Before the bell rang to change classes, one of my former English students asked me to help him prepare for a test in his health class. He wanted me to name the five food groups.
“Beef, pork, poultry, seafood and wild game,” I told him.
He was amazed at my quick response almost as much as he was by the response itself. English teachers are a wealth of information (and sarcasm).
“What about starches like rice and potatoes?” he asked. “What about bread? What about green vegetables?”
I told him those “things” only count as side dishes, then I said the best side dishes were those seasoned by, and therefore complementary to, the main dish — the meat. Among those “veggies” best able to support the centerpiece of any meal are greens.
Collards, mustards, turnips, kale, cabbage and a short list of other green, leafy vegetables are packed with vitamins and minerals and, when properly seasoned, they complement all entrées, from barbecue pork to roast beef to fried chicken.
According to WebMD.com, greens are fortified with vitamins A, C and K and minerals like iron and calcium.
I prefer spinach, broccoli, cabbage (coleslaw) and lettuce raw, although my wife makes a sort-of stir-fry cabbage dish that’s great with beef roast or beef short ribs.
Cooked greens, though, usually refers to collards, mustards and turnips. On New Year’s Day, millions of Southerners will celebrate the new year with a traditional meal that includes one of these three greens, along with black-eyed peas that are meant to bring you good luck throughout the year. Greens, appropriately, are meant to ensure financial success.
Some folks still enjoy the “pot liquor,” that dark-green liquid in the bottom of the pot that old folks said was “good for whatever ails ya.” Whether it improves your prospects for the next 365 days is doubtful, but it will help keep you “regular” for a few days.
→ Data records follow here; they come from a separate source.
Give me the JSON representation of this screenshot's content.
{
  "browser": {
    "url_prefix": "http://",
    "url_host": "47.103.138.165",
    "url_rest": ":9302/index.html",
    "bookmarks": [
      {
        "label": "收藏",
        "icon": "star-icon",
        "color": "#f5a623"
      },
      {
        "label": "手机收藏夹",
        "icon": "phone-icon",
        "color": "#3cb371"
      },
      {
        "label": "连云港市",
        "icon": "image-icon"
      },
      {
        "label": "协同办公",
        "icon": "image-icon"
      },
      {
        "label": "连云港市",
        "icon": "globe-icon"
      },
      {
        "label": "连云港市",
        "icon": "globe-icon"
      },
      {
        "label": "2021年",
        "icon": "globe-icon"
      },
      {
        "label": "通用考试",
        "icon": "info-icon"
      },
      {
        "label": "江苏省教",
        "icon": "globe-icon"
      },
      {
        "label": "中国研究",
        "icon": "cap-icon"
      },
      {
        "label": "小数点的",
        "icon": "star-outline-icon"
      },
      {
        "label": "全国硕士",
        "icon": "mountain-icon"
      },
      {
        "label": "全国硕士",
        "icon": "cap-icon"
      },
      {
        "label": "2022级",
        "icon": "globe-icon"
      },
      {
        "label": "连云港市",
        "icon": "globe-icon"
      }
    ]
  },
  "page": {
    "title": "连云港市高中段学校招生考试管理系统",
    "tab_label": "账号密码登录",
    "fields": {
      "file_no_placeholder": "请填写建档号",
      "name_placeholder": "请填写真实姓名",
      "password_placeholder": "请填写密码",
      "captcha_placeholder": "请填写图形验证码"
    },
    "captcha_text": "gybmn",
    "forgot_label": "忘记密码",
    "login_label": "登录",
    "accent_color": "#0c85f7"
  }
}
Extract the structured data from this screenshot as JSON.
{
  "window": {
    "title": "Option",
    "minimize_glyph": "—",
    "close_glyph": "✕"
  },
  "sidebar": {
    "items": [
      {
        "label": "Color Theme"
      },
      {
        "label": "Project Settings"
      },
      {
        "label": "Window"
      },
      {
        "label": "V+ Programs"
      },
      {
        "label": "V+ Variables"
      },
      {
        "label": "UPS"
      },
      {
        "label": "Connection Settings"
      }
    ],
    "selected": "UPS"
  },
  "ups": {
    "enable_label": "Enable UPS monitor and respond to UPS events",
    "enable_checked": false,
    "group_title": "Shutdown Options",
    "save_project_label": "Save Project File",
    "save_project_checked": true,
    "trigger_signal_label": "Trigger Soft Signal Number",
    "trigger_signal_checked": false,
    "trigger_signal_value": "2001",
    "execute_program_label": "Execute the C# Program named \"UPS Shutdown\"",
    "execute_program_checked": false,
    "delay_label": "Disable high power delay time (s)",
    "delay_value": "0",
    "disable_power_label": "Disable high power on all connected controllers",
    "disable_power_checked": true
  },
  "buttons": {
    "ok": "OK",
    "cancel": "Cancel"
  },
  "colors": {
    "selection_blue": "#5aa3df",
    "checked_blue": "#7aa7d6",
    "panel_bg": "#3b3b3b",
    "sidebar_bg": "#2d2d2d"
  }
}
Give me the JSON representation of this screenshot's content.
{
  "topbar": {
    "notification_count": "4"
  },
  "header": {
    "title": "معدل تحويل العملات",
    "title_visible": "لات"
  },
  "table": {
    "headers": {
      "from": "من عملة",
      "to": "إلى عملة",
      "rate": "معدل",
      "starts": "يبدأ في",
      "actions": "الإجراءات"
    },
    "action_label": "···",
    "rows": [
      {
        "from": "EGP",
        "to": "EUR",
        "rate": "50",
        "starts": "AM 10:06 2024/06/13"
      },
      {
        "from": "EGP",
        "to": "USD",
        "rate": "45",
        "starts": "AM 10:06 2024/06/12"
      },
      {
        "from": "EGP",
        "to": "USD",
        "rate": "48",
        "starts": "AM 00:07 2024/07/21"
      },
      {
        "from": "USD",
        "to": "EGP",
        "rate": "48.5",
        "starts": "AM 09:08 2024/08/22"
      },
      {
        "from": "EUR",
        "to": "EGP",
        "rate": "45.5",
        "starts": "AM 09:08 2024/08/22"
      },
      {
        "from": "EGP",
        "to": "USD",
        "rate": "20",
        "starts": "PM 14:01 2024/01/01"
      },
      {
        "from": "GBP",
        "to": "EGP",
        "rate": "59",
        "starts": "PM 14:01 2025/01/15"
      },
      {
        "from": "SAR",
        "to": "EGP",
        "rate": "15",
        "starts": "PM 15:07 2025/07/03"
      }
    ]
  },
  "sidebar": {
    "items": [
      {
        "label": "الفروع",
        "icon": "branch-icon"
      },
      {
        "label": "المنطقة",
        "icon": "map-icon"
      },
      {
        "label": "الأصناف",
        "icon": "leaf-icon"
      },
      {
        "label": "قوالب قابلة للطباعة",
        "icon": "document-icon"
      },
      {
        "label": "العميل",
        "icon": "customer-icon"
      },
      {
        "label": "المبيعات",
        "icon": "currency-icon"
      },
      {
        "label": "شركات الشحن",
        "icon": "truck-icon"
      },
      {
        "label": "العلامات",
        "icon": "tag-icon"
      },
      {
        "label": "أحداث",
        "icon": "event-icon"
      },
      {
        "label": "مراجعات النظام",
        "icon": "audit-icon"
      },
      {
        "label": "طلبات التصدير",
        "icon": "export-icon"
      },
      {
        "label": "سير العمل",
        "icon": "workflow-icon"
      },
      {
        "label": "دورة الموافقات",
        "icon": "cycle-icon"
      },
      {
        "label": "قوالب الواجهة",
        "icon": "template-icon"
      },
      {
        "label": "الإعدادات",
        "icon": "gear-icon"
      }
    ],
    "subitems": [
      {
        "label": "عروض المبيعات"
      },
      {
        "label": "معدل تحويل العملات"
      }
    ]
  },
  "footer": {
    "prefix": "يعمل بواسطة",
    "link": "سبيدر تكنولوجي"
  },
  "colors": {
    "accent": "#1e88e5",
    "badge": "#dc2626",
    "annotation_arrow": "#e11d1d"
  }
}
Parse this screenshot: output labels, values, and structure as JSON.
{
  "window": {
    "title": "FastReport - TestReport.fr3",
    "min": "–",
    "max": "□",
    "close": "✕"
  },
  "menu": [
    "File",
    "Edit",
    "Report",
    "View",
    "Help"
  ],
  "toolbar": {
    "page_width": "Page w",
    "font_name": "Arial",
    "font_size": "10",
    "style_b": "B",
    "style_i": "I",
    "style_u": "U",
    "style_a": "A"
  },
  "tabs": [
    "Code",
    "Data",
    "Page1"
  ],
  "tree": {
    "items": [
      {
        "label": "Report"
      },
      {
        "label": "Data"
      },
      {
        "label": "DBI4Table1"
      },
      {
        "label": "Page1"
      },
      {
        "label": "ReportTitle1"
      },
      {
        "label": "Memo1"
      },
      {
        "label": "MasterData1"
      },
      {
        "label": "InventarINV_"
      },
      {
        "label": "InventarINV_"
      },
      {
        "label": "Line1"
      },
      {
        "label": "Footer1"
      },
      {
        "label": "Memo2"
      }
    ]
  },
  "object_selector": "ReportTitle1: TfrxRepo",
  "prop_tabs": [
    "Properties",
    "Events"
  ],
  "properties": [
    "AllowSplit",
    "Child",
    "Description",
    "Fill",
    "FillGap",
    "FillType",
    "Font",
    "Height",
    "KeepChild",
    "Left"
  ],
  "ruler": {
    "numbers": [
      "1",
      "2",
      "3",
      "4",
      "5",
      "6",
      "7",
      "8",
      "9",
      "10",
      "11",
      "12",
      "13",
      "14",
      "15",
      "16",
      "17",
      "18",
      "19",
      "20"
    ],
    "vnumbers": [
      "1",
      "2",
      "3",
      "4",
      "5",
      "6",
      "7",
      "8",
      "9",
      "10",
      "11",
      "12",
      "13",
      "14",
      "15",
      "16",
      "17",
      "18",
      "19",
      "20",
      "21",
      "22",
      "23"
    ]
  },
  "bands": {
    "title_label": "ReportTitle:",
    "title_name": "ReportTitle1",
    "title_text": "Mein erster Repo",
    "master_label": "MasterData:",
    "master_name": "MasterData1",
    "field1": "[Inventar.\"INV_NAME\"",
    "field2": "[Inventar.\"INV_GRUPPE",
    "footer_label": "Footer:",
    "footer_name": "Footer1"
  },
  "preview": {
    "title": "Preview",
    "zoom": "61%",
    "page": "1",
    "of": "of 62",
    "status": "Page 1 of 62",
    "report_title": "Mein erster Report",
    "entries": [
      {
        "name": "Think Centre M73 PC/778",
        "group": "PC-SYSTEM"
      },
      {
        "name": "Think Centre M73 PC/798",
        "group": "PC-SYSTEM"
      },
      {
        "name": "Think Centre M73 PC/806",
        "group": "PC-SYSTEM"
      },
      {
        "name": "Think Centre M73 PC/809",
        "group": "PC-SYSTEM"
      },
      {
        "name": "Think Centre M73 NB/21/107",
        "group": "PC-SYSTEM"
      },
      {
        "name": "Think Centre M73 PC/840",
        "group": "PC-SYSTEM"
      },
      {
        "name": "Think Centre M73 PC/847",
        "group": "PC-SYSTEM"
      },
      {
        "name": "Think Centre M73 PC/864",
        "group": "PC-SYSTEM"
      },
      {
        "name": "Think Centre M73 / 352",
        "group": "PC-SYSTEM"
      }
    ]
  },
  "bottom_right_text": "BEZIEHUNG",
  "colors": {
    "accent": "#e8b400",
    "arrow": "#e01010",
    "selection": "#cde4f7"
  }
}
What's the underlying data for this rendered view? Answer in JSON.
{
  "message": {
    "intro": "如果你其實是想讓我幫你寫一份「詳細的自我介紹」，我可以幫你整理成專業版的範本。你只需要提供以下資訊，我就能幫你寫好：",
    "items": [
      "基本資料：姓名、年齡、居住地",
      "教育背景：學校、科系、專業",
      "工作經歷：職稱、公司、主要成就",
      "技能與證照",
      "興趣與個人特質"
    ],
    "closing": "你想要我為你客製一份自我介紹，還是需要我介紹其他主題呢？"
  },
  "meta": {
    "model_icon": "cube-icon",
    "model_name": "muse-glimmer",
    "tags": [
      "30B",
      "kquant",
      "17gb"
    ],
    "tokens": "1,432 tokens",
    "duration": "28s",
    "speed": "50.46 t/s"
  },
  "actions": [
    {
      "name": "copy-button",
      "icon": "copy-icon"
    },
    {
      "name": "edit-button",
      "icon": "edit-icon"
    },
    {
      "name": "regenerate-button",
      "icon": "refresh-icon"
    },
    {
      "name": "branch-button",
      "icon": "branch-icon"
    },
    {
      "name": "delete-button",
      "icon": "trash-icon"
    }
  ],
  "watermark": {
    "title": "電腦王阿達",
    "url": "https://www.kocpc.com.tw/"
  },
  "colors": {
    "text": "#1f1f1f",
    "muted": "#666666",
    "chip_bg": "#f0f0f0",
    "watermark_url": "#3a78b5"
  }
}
Greens are not seasoned the same way. The best collard recipes I’ve found include chunks of smoked ham or pork shoulder or a couple of ham hocks. These are washed thoroughly and then boiled for up to an hour before adding the collards, which themselves must be thoroughly washed. It’s also a good idea to remove the larger stems.
While the ham hocks are cooking, add salt and pepper and either a teaspoon of red pepper flakes or a tablespoon of hot sauce. Some folks also add a tablespoon of sugar.
Add the greens to the pot and more water, or a can or two of chicken broth as needed, and then allow the greens to cook for about an hour.
My mama always cooks her mustards with turnip greens, usually a pound of each. This mixture goes back to her growing up in South Georgia during the Great Depression. My grandmama was widowed after my mama — the youngest of 11 children — was born. Being a widow, my grandmama was allowed to glean leftover vegetables from farmers’ fields. To get enough greens to serve 11 kids, she took what she could get, which led to my mother, and now me, mixing mustards and turnips.
This mixture of mustards and turnips is seasoned with pork neck bones.
Because they’re not cooked, you boil them for over an hour in a large pot, adding only salt and pepper. When the meat starts falling off the bone, strain out and remove the bones, then add the washed greens to the pot and cook for 45-60 minutes.
You don’t have to travel to Paula Deen’s in Savannah for a good “mess ‘o greens.” We have Izola’s Country Cafe, Southern BBQ and Ida Mae’s BBQ in the Hinesville area.
A little further south on U.S. 84, Sybil’s Family Restaurant in Jesup has some of the best greens you can find six days out of seven.